Advertisement
YOU ARE HERE: LAT HomeCollections

Dr. Martin Luther King Jr. : Los Angeles Honors Lasting Legacy of Civil Rights Leader

January 15, 1986|DAVID HOLLEY | Times Staff Writer

After graduating from high school in 1950, John Outterbridge would have liked to attend the college that was just a 10-minute walk from his home in Greenville, N.C.

"But there was no such thing as integration at that time, and that was a campus we could not go on unless we worked there or something like that," Outterbridge, director of the Watts Towers Arts Center in Los Angeles, recalled Tuesday as he discussed the legacy of slain civil rights leader Dr. Martin Luther King Jr., born 57 years ago today.

Outterbridge, who enrolled instead at an agricultural and technical university in Greensboro, N.C., saw action in Korea with the U.S. Army a few years later. But when he came back to the United States, blacks "were still riding in the back of the bus in many parts of the country," he recalled. It was a situation that King helped to change.

King's legacy--dating from the mid-1950s Montgomery, Ala., bus boycott that ended segregation on that city's buses and helped launch the civil rights movement--is being celebrated across Los Angeles in events this week leading up to Monday's new national holiday honoring King.

The new holiday "means very much to me," Ray Cunningham, an aide to Los Angeles Mayor Tom Bradley, said Tuesday as she looked over a photographic retrospective of King's life that is on display at City Hall. "Martin Luther King, of course, was a symbol for all black people. To make his birthday a national holiday is a great undertaking. We'll never forget him this way. . . . I'm hoping this holiday will let our younger people--black and all people--know there is a way to bring about change, the way King did it."

Bradley told a racially mixed assembly of 1,500 students at Grant High School in Van Nuys on Tuesday that they need only look at the faces around them to see a living example of King's dream. But the mayor told the students that unless they continue King's commitment to civil rights, "the leader of the second American revolution" will have lived and died in vain.

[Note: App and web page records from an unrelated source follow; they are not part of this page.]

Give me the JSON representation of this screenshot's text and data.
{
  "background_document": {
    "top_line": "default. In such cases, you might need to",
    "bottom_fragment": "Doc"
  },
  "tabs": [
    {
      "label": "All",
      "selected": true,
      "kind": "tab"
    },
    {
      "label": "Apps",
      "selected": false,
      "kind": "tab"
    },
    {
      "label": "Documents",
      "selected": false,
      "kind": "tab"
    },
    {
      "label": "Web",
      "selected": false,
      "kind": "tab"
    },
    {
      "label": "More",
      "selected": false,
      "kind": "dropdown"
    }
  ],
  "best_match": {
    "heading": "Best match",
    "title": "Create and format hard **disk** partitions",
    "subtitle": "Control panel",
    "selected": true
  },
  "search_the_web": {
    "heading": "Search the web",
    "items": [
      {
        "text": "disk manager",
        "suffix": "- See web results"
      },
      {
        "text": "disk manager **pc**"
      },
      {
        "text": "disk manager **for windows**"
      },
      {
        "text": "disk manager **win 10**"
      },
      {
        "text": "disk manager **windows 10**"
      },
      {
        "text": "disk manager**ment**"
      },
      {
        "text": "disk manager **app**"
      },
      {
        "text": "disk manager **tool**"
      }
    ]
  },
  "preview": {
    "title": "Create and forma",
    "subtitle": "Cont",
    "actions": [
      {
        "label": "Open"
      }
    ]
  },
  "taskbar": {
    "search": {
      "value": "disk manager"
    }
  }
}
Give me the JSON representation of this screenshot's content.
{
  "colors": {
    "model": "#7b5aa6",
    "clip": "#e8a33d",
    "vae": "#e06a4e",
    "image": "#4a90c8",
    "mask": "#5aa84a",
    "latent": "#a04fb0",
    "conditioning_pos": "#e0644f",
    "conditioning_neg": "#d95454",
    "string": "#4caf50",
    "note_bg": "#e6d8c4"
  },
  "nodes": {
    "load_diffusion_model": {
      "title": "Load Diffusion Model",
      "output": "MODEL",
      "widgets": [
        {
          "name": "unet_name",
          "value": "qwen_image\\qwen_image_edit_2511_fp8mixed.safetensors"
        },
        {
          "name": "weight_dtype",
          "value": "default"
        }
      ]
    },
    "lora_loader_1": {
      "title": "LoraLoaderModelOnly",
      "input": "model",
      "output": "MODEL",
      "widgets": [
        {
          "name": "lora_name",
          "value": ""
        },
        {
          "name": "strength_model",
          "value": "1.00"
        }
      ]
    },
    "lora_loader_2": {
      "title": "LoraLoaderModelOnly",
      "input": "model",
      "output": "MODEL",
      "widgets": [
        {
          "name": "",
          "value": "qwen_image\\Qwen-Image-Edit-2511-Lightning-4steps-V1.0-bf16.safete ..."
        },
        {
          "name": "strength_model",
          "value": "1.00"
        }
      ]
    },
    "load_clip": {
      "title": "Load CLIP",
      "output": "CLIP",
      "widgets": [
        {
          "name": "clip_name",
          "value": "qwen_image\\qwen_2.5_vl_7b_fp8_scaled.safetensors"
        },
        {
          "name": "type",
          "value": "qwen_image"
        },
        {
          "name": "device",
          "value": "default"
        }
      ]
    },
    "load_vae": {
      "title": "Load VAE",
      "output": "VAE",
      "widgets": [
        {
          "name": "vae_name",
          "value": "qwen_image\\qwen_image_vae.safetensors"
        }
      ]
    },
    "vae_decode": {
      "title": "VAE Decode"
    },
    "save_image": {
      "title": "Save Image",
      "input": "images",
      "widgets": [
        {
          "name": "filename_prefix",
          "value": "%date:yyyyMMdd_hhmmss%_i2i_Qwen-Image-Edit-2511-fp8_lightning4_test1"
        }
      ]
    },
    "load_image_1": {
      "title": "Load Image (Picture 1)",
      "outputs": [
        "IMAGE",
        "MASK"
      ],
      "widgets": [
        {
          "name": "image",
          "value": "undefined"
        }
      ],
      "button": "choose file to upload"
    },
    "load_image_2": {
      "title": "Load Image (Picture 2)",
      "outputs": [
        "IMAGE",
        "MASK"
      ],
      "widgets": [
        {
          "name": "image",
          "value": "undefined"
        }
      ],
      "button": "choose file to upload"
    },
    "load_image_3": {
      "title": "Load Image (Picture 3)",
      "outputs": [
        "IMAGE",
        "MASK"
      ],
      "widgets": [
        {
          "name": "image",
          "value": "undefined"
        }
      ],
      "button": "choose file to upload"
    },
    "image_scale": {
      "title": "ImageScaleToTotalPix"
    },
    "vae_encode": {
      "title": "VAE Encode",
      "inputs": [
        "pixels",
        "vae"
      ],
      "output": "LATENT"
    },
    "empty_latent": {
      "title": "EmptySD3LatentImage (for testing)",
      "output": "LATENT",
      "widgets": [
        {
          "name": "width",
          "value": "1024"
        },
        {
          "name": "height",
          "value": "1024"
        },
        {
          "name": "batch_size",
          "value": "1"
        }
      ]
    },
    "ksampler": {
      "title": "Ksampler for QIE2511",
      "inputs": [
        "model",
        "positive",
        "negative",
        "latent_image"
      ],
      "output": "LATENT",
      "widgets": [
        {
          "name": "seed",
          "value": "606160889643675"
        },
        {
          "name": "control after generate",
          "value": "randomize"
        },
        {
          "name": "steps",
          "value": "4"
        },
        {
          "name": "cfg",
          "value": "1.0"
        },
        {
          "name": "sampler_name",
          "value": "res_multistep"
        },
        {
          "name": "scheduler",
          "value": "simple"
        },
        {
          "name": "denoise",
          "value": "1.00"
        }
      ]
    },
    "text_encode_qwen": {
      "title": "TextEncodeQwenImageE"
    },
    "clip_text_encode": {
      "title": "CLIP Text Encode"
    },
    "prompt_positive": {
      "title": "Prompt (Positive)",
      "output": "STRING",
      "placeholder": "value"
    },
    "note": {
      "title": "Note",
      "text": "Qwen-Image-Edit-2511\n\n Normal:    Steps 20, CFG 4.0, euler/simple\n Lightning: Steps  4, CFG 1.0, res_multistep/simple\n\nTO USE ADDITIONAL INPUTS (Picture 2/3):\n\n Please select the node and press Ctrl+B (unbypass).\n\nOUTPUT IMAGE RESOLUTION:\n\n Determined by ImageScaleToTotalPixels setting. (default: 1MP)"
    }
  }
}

Events today honoring King include an 8 a.m. interfaith prayer breakfast at Trinity Baptist Church in Los Angeles, a 10 a.m. service at Pasadena Presbyterian Church in Pasadena, an 11 a.m. ceremony in the Los Angeles City Council chamber, a noon rally outside the UCLA student union and a candlelight march on the UCLA campus this evening.

The King holiday will be marked with a black-tie dinner Monday at the Westin Bonaventure in downtown Los Angeles. Anglican Bishop Desmond Tutu, South African human rights activist and Nobel Peace Prize winner, will be the keynote speaker.

The Watts Towers Arts Center will hold a reception from 2 to 5 p.m. Sunday to open an exhibit of anti-apartheid posters and photographic essays on South Africa called "From Martin to Mandela--the Struggle Continues."

The exhibit, which honors imprisoned black South African leader Nelson Mandela and his wife, Winnie, as well as King, is scheduled to run through mid-March. It is meant "to look at the continuing struggle of people to be free in the world," Outterbridge said.

Other scheduled events honoring King include:

- A Martin Luther King Jr. Day Symposium to be held today at George Washington Preparatory High School in Los Angeles, at which students from 55 high schools will hear a talk by Los Angeles County Supervisor Kenneth Hahn.

- Art workshops to make King birthday cards, today at 2:30 p.m. for children aged 5 to 7 and 3:30 p.m. for ages 8 to 12, at the McGroarty Cultural Arts Center, 7570 McGroarty Terrace, Tujunga.

- A breakfast for Southland labor union leaders and members, 7 a.m. Friday at the Sheraton Town House, 2961 Wilshire Blvd.

- Presentation by Gov. George Deukmejian of art and essay awards to winners of a contest sponsored by the Southern California Leadership Conference and the California Afro American Museum, 1 p.m. Saturday, Kinsey Auditorium, 600 State Drive, Exposition Park.

- Free concerts Saturday at the Gallery Theatre in Barnsdall Art Park, 4800 Hollywood Blvd., Los Angeles. The Ink Spots and Nellie Lutcher will perform at 2 p.m. The Buddy Collette Sextet is scheduled at 7 p.m.

- Music by Larry McCoy and the Watts Towers Jazz Ensemble, Marlton School Break Dancers and poetry, 7 p.m. Saturday at the Los Angeles Photography Center, 412 S. Park View St., Los Angeles.

- Poetry by Myron Ruderman, 8 p.m. Saturday at McGroarty Cultural Arts Center, 7570 McGroarty Terrace, Tujunga.

- A documentary film of King's life, 8 p.m. Sunday at the Los Angeles Baha'i Center, 5755 Rodeo Road, Los Angeles.

Advertisement
Los Angeles Times Articles
|
|
|